What you are asked to do:
Work through the entries below and show every line in which "Indici" is found.
*** Opening Extracted information ***
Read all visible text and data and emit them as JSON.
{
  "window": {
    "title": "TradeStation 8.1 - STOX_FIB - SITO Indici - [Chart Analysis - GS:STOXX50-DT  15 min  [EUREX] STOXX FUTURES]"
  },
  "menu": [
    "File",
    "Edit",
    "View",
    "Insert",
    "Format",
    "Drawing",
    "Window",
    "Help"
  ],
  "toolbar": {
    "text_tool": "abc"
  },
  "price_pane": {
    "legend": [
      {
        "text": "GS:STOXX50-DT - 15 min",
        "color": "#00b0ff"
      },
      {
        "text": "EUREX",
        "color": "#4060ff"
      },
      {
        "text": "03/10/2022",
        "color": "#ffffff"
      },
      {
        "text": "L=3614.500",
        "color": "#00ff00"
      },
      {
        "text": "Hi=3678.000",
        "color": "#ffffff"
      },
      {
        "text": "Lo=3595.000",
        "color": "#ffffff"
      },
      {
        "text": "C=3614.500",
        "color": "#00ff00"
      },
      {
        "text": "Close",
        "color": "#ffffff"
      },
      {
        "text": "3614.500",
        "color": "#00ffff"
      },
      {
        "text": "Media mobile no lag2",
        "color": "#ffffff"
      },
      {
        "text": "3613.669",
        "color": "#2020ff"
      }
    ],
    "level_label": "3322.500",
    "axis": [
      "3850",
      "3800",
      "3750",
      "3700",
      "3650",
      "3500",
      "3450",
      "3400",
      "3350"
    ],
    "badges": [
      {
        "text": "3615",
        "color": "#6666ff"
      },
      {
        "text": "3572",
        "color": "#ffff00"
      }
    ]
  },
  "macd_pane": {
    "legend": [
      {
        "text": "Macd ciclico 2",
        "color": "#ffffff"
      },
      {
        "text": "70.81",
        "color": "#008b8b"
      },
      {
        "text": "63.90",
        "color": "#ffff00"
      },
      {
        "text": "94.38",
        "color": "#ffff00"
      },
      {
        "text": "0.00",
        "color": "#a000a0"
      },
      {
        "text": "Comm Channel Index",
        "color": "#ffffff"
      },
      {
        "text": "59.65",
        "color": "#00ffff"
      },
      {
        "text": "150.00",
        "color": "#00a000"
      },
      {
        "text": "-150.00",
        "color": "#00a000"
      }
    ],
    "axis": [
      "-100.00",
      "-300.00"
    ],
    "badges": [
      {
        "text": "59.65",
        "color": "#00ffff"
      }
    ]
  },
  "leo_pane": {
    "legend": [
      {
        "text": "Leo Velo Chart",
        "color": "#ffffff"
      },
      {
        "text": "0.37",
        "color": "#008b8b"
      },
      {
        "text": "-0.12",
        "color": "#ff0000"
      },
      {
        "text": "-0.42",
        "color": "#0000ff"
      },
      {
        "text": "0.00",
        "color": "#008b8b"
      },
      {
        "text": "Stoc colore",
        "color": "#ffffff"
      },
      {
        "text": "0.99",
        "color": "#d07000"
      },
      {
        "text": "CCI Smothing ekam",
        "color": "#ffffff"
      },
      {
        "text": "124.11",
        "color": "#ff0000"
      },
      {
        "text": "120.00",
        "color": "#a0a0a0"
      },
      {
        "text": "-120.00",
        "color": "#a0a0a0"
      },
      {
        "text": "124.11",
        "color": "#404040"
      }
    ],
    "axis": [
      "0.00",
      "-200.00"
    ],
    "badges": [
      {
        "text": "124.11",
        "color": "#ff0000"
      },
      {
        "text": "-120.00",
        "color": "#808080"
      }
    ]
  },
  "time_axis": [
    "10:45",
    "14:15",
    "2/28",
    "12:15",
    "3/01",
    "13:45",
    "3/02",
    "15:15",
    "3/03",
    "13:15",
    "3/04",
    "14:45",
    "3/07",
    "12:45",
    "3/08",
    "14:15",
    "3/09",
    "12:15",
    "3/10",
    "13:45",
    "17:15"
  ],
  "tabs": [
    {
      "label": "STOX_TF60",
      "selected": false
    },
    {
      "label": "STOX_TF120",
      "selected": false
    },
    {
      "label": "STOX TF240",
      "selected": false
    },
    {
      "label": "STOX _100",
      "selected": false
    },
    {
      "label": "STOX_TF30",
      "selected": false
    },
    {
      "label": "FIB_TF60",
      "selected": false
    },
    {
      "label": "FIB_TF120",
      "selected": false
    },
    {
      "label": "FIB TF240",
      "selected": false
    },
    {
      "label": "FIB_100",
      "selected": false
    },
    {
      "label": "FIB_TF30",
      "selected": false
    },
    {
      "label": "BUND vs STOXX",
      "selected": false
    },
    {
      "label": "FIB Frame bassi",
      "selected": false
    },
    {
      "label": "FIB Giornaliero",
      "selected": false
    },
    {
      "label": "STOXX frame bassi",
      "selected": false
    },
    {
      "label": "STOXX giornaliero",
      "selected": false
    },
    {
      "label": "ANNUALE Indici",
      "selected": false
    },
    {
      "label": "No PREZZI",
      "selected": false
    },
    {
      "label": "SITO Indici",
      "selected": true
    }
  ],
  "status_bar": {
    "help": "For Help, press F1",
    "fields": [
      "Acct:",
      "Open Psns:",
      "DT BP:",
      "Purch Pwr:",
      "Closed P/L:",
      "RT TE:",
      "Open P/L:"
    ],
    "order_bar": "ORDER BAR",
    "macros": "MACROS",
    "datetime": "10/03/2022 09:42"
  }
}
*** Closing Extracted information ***
Solution to this exercise:
    "title": "TradeStation 8.1 - STOX_FIB - SITO Indici - [Chart Analysis - GS:STOXX50-DT  15 min  [EUREX] STOXX FUTURES]"
      "label": "ANNUALE Indici",
      "label": "SITO Indici",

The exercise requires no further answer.